### [Exercise brief]
Keyword search on "reviews": report each line of the records that contains it.

* * * * * * *

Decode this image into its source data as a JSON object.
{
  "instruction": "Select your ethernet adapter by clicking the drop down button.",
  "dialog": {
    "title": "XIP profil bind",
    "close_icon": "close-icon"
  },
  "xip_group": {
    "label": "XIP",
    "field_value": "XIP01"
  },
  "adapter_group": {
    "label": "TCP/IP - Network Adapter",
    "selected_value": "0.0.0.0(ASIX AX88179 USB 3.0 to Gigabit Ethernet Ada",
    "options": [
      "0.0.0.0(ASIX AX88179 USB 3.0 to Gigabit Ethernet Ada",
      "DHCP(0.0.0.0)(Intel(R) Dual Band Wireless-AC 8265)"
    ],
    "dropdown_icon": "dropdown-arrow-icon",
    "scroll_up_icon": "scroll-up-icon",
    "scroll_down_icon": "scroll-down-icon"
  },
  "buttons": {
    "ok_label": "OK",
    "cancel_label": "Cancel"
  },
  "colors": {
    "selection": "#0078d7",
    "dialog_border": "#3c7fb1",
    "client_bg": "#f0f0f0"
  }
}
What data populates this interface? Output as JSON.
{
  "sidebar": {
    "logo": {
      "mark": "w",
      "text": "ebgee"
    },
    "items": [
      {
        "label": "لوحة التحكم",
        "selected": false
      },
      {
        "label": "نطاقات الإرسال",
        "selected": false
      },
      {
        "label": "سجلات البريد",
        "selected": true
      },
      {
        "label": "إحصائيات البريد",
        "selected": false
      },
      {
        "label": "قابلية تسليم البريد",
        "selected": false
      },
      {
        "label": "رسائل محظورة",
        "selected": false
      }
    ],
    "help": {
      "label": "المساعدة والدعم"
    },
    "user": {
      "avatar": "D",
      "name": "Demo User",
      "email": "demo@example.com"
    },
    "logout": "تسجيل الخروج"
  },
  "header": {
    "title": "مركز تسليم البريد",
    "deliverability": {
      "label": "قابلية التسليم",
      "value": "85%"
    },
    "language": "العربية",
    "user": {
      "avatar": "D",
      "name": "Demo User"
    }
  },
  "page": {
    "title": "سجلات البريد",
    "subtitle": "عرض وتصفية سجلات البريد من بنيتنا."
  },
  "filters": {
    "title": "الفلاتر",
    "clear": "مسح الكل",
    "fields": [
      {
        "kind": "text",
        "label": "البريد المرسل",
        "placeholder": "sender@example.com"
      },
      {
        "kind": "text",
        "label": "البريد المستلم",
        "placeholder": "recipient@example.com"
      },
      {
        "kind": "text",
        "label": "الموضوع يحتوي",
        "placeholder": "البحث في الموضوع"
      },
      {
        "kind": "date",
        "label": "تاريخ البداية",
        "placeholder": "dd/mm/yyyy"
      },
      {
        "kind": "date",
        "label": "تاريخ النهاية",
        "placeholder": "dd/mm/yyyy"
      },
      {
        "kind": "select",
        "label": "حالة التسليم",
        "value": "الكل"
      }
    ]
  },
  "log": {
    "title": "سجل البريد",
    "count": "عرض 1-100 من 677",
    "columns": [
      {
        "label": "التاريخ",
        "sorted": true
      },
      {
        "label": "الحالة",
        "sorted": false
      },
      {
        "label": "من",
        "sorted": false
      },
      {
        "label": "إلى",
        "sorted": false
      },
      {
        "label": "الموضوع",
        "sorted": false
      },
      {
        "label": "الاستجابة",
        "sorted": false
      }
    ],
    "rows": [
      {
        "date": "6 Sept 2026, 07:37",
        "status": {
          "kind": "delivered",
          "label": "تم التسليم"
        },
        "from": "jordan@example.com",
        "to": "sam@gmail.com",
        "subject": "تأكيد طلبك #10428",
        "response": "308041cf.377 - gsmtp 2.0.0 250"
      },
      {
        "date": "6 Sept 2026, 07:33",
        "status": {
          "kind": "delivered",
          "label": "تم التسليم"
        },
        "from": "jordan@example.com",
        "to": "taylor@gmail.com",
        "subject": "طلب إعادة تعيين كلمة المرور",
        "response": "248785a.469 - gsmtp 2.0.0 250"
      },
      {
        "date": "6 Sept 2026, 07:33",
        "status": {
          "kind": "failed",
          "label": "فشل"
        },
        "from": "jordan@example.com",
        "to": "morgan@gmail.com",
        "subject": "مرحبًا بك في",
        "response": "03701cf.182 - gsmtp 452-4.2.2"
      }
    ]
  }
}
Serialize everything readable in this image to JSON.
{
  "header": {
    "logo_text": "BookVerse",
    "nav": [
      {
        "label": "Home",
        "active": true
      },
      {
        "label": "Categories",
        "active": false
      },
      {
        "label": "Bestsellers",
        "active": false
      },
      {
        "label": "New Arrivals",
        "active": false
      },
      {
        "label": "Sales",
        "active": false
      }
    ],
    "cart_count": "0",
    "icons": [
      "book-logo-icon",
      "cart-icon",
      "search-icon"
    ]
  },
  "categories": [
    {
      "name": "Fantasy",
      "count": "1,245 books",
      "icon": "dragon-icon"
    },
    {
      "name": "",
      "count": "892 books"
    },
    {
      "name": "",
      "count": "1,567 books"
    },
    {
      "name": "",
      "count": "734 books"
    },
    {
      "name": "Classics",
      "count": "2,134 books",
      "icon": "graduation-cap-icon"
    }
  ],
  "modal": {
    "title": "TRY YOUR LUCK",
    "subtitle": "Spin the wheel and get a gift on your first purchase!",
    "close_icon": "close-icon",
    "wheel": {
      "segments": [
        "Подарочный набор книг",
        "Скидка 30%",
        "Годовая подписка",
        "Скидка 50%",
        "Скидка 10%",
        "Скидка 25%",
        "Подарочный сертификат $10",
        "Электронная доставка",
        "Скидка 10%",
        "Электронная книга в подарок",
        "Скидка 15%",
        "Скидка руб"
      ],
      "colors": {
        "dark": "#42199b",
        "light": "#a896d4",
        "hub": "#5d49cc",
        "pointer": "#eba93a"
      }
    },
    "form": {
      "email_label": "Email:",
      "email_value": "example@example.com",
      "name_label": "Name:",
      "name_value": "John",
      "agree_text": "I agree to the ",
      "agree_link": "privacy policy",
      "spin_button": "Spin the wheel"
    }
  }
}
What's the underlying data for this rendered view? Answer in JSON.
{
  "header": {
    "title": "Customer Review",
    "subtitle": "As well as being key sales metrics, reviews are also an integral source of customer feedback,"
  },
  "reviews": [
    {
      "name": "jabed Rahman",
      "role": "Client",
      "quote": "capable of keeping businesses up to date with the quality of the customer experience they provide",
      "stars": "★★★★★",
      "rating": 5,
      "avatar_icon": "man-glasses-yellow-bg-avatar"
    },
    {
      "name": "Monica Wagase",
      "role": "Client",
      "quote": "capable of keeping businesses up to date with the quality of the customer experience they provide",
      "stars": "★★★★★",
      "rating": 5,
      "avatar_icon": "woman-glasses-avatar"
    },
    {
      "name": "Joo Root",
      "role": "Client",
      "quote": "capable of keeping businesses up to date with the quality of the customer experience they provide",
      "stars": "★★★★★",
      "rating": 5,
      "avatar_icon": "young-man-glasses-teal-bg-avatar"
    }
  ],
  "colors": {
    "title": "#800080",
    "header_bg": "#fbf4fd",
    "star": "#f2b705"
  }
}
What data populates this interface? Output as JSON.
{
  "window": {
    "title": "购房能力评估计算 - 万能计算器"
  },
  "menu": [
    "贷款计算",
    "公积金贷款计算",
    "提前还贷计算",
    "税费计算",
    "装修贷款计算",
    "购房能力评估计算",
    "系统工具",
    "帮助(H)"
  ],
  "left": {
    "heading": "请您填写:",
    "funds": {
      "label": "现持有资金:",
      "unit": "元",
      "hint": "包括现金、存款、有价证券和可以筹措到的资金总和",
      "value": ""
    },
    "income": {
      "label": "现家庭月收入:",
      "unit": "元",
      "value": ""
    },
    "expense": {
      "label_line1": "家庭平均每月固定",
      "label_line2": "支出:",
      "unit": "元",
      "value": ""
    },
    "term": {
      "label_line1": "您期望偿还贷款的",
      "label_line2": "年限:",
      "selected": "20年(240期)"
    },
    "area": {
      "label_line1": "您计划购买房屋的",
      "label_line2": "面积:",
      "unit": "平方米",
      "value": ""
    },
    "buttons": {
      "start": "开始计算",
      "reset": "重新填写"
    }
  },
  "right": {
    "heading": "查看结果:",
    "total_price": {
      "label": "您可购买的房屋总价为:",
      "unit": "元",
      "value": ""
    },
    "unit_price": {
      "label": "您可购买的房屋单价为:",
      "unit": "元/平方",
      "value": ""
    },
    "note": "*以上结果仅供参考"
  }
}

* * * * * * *

### [Output]
    "subtitle": "As well as being key sales metrics, reviews are also an integral source of customer feedback,"
  "reviews": [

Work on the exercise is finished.